When Taiwan’s Department of Land Administration was surveying the disputed South China Sea in 2014 to see which country had what, it noticed a lot of landfill. Everyone knew China was expanding atolls in the ocean’s Paracel and Spratly archipelagos, and they know now that China has parked anti-aircraft missiles in the Paracels. China grabs attention because it worries officials as far away as Washington about possible designs to control the whole 3.5 million-square-kilometer body of water, which is crucial to international commerce as well as resources from fish to oil. Control over even tiny land features implies rights to much bigger tracts of water.
Taiwan claims the sea, too. What did it find?
It was Vietnam that had reclaimed the most islets, reefs and rocks. Hanoi has now fortified 27 such land features in parts of the South China Sea off its east coast, according to the Asia Maritime Transparency Initiative under U.S. think tank CSIS. Vietnam wants to shore up rights to a continental shelf off its 3,444 kilometer-long coast. That mission explains Hanoi’s claims to the Paracel and Spratly chains, also not far offshore. China’s effort to occupy those islets naturally outrages Vietnamese leaders. Their dispute led to the ramming of boats and riots in 2014 when China let an offshore oil driller place a rig in a tract both sides claim.
A Vietnamese activist wears a sign during a protest in front of the White House July 25, 2013. (KAREN BLEIER/AFP/Getty Images)
“Vietnam has extended a claim over the Paracels and Spratlys since the French did so in the late 19th and early 20th centuries,” CSIS initiative director Greg Poling says, referring to the country’s former colonizer. “It is no more going to give up those territorial claims than any other claimant.”

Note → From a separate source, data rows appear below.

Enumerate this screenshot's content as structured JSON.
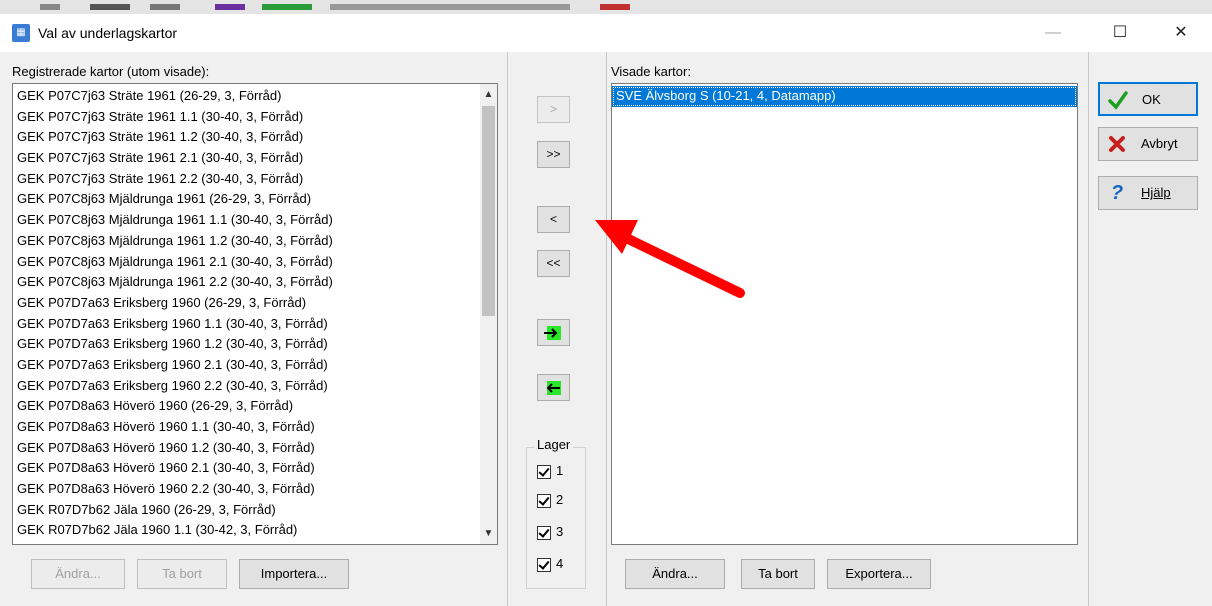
{
  "window": {
    "title": "Val av underlagskartor",
    "minimize_glyph": "—",
    "maximize_glyph": "☐",
    "close_glyph": "✕"
  },
  "left": {
    "label": "Registrerade kartor (utom visade):",
    "items": [
      "GEK P07C7j63 Sträte  1961 (26-29, 3, Förråd)",
      "GEK P07C7j63 Sträte  1961 1.1 (30-40, 3, Förråd)",
      "GEK P07C7j63 Sträte  1961 1.2 (30-40, 3, Förråd)",
      "GEK P07C7j63 Sträte  1961 2.1 (30-40, 3, Förråd)",
      "GEK P07C7j63 Sträte  1961 2.2 (30-40, 3, Förråd)",
      "GEK P07C8j63 Mjäldrunga 1961 (26-29, 3, Förråd)",
      "GEK P07C8j63 Mjäldrunga 1961 1.1 (30-40, 3, Förråd)",
      "GEK P07C8j63 Mjäldrunga 1961 1.2 (30-40, 3, Förråd)",
      "GEK P07C8j63 Mjäldrunga 1961 2.1 (30-40, 3, Förråd)",
      "GEK P07C8j63 Mjäldrunga 1961 2.2 (30-40, 3, Förråd)",
      "GEK P07D7a63 Eriksberg 1960 (26-29, 3, Förråd)",
      "GEK P07D7a63 Eriksberg 1960 1.1 (30-40, 3, Förråd)",
      "GEK P07D7a63 Eriksberg 1960 1.2 (30-40, 3, Förråd)",
      "GEK P07D7a63 Eriksberg 1960 2.1 (30-40, 3, Förråd)",
      "GEK P07D7a63 Eriksberg 1960 2.2 (30-40, 3, Förråd)",
      "GEK P07D8a63 Höverö 1960 (26-29, 3, Förråd)",
      "GEK P07D8a63 Höverö 1960 1.1 (30-40, 3, Förråd)",
      "GEK P07D8a63 Höverö 1960 1.2 (30-40, 3, Förråd)",
      "GEK P07D8a63 Höverö 1960 2.1 (30-40, 3, Förråd)",
      "GEK P07D8a63 Höverö 1960 2.2 (30-40, 3, Förråd)",
      "GEK R07D7b62 Jäla 1960 (26-29, 3, Förråd)",
      "GEK R07D7b62 Jäla 1960 1.1 (30-42, 3, Förråd)"
    ],
    "buttons": {
      "edit": "Ändra...",
      "remove": "Ta bort",
      "import": "Importera..."
    }
  },
  "middle": {
    "add_one": ">",
    "add_all": ">>",
    "remove_one": "<",
    "remove_all": "<<",
    "layer_group": "Lager",
    "layers": [
      "1",
      "2",
      "3",
      "4"
    ]
  },
  "right": {
    "label": "Visade kartor:",
    "items": [
      "SVE Älvsborg S (10-21, 4, Datamapp)"
    ],
    "buttons": {
      "edit": "Ändra...",
      "remove": "Ta bort",
      "export": "Exportera..."
    }
  },
  "actions": {
    "ok": "OK",
    "cancel": "Avbryt",
    "help": "Hjälp"
  },
  "colors": {
    "selection": "#0078d7",
    "accent_arrow": "#ff0000",
    "move_green": "#28e828"
  }
}
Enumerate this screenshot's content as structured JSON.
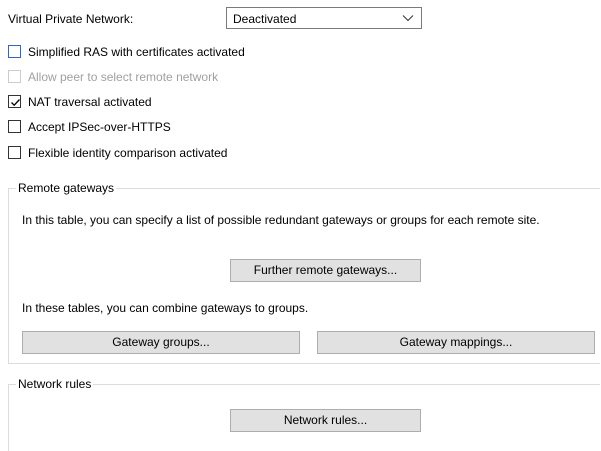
{
  "vpn": {
    "label": "Virtual Private Network:",
    "selected": "Deactivated",
    "chevron_icon": "chevron-down-icon"
  },
  "checkboxes": [
    {
      "label": "Simplified RAS with certificates activated",
      "checked": false,
      "enabled": true,
      "focused": true
    },
    {
      "label": "Allow peer to select remote network",
      "checked": false,
      "enabled": false,
      "focused": false
    },
    {
      "label": "NAT traversal activated",
      "checked": true,
      "enabled": true,
      "focused": false
    },
    {
      "label": "Accept IPSec-over-HTTPS",
      "checked": false,
      "enabled": true,
      "focused": false
    },
    {
      "label": "Flexible identity comparison activated",
      "checked": false,
      "enabled": true,
      "focused": false
    }
  ],
  "remote_gateways": {
    "title": "Remote gateways",
    "description": "In this table, you can specify a list of possible redundant gateways or groups for each remote site.",
    "further_button": "Further remote gateways...",
    "groups_description": "In these tables, you can combine gateways to groups.",
    "gateway_groups_button": "Gateway groups...",
    "gateway_mappings_button": "Gateway mappings..."
  },
  "network_rules": {
    "title": "Network rules",
    "button": "Network rules..."
  },
  "colors": {
    "button_bg": "#e1e1e1",
    "button_border": "#adadad",
    "focus_border": "#2e66c8",
    "disabled_text": "#a0a0a0",
    "group_border": "#dcdcdc"
  }
}
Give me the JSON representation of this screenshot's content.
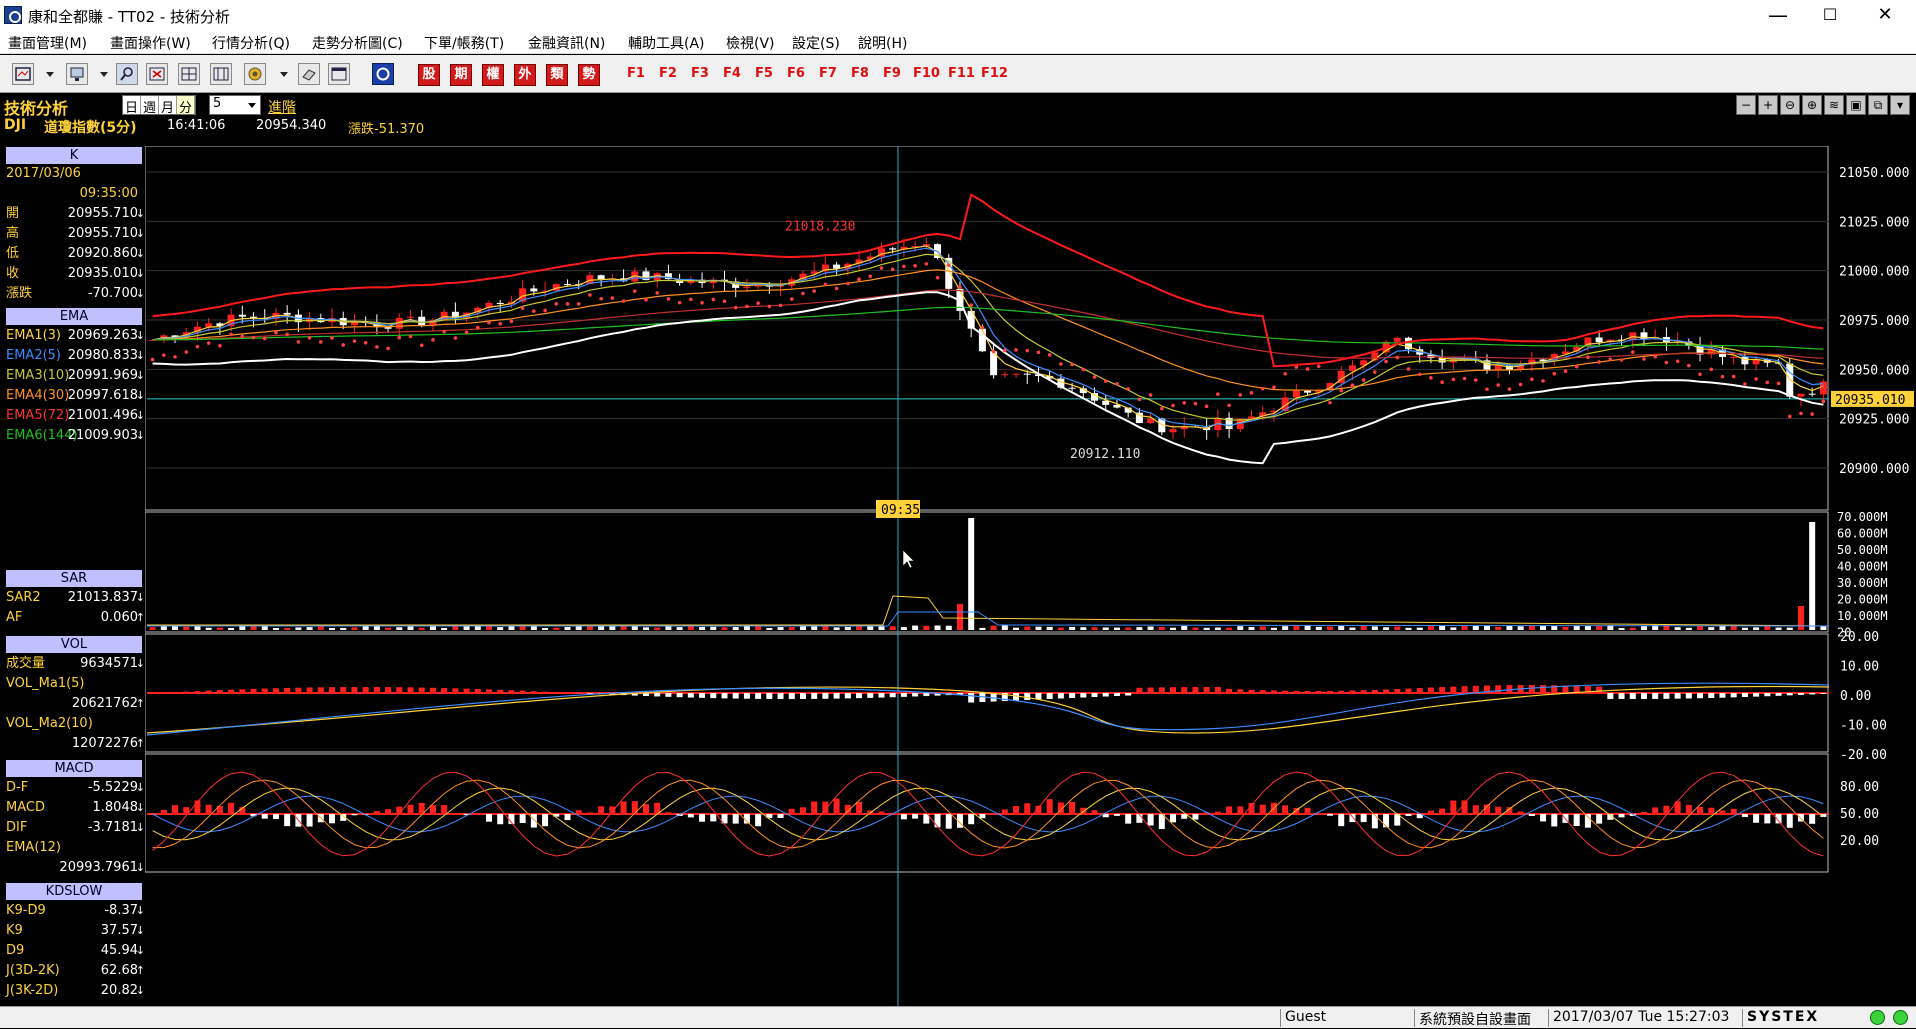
{
  "window": {
    "title": "康和全都賺 - TT02 - 技術分析",
    "min": "—",
    "max": "☐",
    "close": "✕"
  },
  "menu": [
    "畫面管理(M)",
    "畫面操作(W)",
    "行情分析(Q)",
    "走勢分析圖(C)",
    "下單/帳務(T)",
    "金融資訊(N)",
    "輔助工具(A)",
    "檢視(V)",
    "設定(S)",
    "說明(H)"
  ],
  "toolbar": {
    "icons": [
      "layout-icon",
      "screen-icon",
      "search-icon",
      "close-window-icon",
      "tile-icon",
      "split-icon",
      "globe-icon",
      "card-icon",
      "window-icon",
      "systex-icon"
    ],
    "category_buttons": [
      "股",
      "期",
      "權",
      "外",
      "類",
      "勢"
    ],
    "function_keys": [
      "F1",
      "F2",
      "F3",
      "F4",
      "F5",
      "F6",
      "F7",
      "F8",
      "F9",
      "F10",
      "F11",
      "F12"
    ]
  },
  "header": {
    "panel_title": "技術分析",
    "periods": [
      "日",
      "週",
      "月",
      "分"
    ],
    "active_period": "分",
    "interval_value": "5",
    "advanced_link": "進階",
    "symbol_code": "DJI",
    "symbol_name": "道瓊指數(5分)",
    "time": "16:41:06",
    "price": "20954.340",
    "change_label": "漲跌-51.370",
    "right_tools": [
      "−",
      "+",
      "⊖",
      "⊕",
      "≋",
      "▣",
      "⧉",
      "▾"
    ]
  },
  "panels": {
    "k": {
      "title": "K",
      "date": "2017/03/06",
      "time": "09:35:00",
      "rows": [
        {
          "label": "開",
          "value": "20955.710",
          "arrow": "↓"
        },
        {
          "label": "高",
          "value": "20955.710",
          "arrow": "↓"
        },
        {
          "label": "低",
          "value": "20920.860",
          "arrow": "↓"
        },
        {
          "label": "收",
          "value": "20935.010",
          "arrow": "↓"
        },
        {
          "label": "漲跌",
          "value": "-70.700",
          "arrow": "↓"
        }
      ]
    },
    "ema": {
      "title": "EMA",
      "rows": [
        {
          "label": "EMA1(3)",
          "value": "20969.263",
          "arrow": "↓",
          "color": "#ffd23a"
        },
        {
          "label": "EMA2(5)",
          "value": "20980.833",
          "arrow": "↓",
          "color": "#3c8cff"
        },
        {
          "label": "EMA3(10)",
          "value": "20991.969",
          "arrow": "↓",
          "color": "#c8c832"
        },
        {
          "label": "EMA4(30)",
          "value": "20997.618",
          "arrow": "↓",
          "color": "#ff9020"
        },
        {
          "label": "EMA5(72)",
          "value": "21001.496",
          "arrow": "↓",
          "color": "#ff3030"
        },
        {
          "label": "EMA6(144)",
          "value": "21009.903",
          "arrow": "↓",
          "color": "#20c020"
        }
      ]
    },
    "sar": {
      "title": "SAR",
      "rows": [
        {
          "label": "SAR2",
          "value": "21013.837",
          "arrow": "↓"
        },
        {
          "label": "AF",
          "value": "0.060",
          "arrow": "↑"
        }
      ]
    },
    "vol": {
      "title": "VOL",
      "rows": [
        {
          "label": "成交量",
          "value": "9634571",
          "arrow": "↓"
        },
        {
          "label": "VOL_Ma1(5)",
          "value": "",
          "arrow": ""
        },
        {
          "label": "",
          "value": "20621762",
          "arrow": "↑"
        },
        {
          "label": "VOL_Ma2(10)",
          "value": "",
          "arrow": ""
        },
        {
          "label": "",
          "value": "12072276",
          "arrow": "↑"
        }
      ]
    },
    "macd": {
      "title": "MACD",
      "rows": [
        {
          "label": "D-F",
          "value": "-5.5229",
          "arrow": "↓"
        },
        {
          "label": "MACD",
          "value": "1.8048",
          "arrow": "↓"
        },
        {
          "label": "DIF",
          "value": "-3.7181",
          "arrow": "↓"
        },
        {
          "label": "EMA(12)",
          "value": "",
          "arrow": ""
        },
        {
          "label": "",
          "value": "20993.7961",
          "arrow": "↓"
        }
      ]
    },
    "kd": {
      "title": "KDSLOW",
      "rows": [
        {
          "label": "K9-D9",
          "value": "-8.37",
          "arrow": "↓"
        },
        {
          "label": "K9",
          "value": "37.57",
          "arrow": "↓"
        },
        {
          "label": "D9",
          "value": "45.94",
          "arrow": "↓"
        },
        {
          "label": "J(3D-2K)",
          "value": "62.68",
          "arrow": "↑"
        },
        {
          "label": "J(3K-2D)",
          "value": "20.82",
          "arrow": "↓"
        }
      ]
    }
  },
  "chart": {
    "price_axis": [
      "21050.000",
      "21025.000",
      "21000.000",
      "20975.000",
      "20950.000",
      "20925.000",
      "20900.000"
    ],
    "current_price": "20935.010",
    "high_label": "21018.230",
    "low_label": "20912.110",
    "cursor_time": "09:35",
    "vol_axis": [
      "70.000M",
      "60.000M",
      "50.000M",
      "40.000M",
      "30.000M",
      "20.000M",
      "10.000M",
      "20"
    ],
    "macd_axis": [
      "20.00",
      "10.00",
      "0.00",
      "-10.00",
      "-20.00"
    ],
    "kd_axis": [
      "80.00",
      "50.00",
      "20.00"
    ]
  },
  "status": {
    "user": "Guest",
    "layout": "系統預設自設畫面",
    "datetime": "2017/03/07 Tue 15:27:03",
    "brand": "SYSTEX"
  }
}
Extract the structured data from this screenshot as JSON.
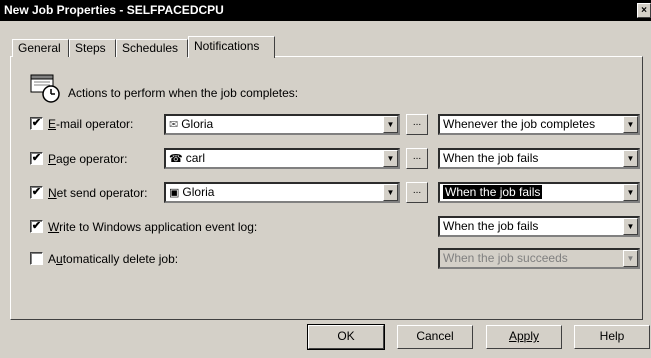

One of Vietnam’s developed islets sits in view of Taiwan’s biggest holding and storm-battered Vietnamese fishing boats sometimes call on the Taiwanese for help. Last year Vietnam began reclamation at Cornwallis Reef in the same archipelago and dredged two channels deep enough for large ships, CSIS found. Small artificial islands took shape along the channels for total reclamation of four acres, or 16,000 square meters.
But Vietnam has not stirred up regional resentment or raised alarm in Washington as China has. Chinese landfill work covers about 3,000 acres. Reclamation overseen by Beijing has used dozens of ships to break up coral and pour it on top of remaining reefs, CSIS found. The initiative director calls Vietnam’s reclamation approach “far less environmentally destructive” than China’s. Beijing also runs the largest military of the six ocean claimants. Chinese officials base their claim to nearly the entire ocean on historic documents, rather than an interpretation of international law cited by Vietnam.
“Vietnam claims sovereignty over this part and it’s reasonable for them to do so,” says Nathan Liu, an international affairs and diplomacy professor at Ming Chuan University in Taiwan. Compared to China, he adds, “I don’t think we should be worried about their military buildup.” Courtesy Forbes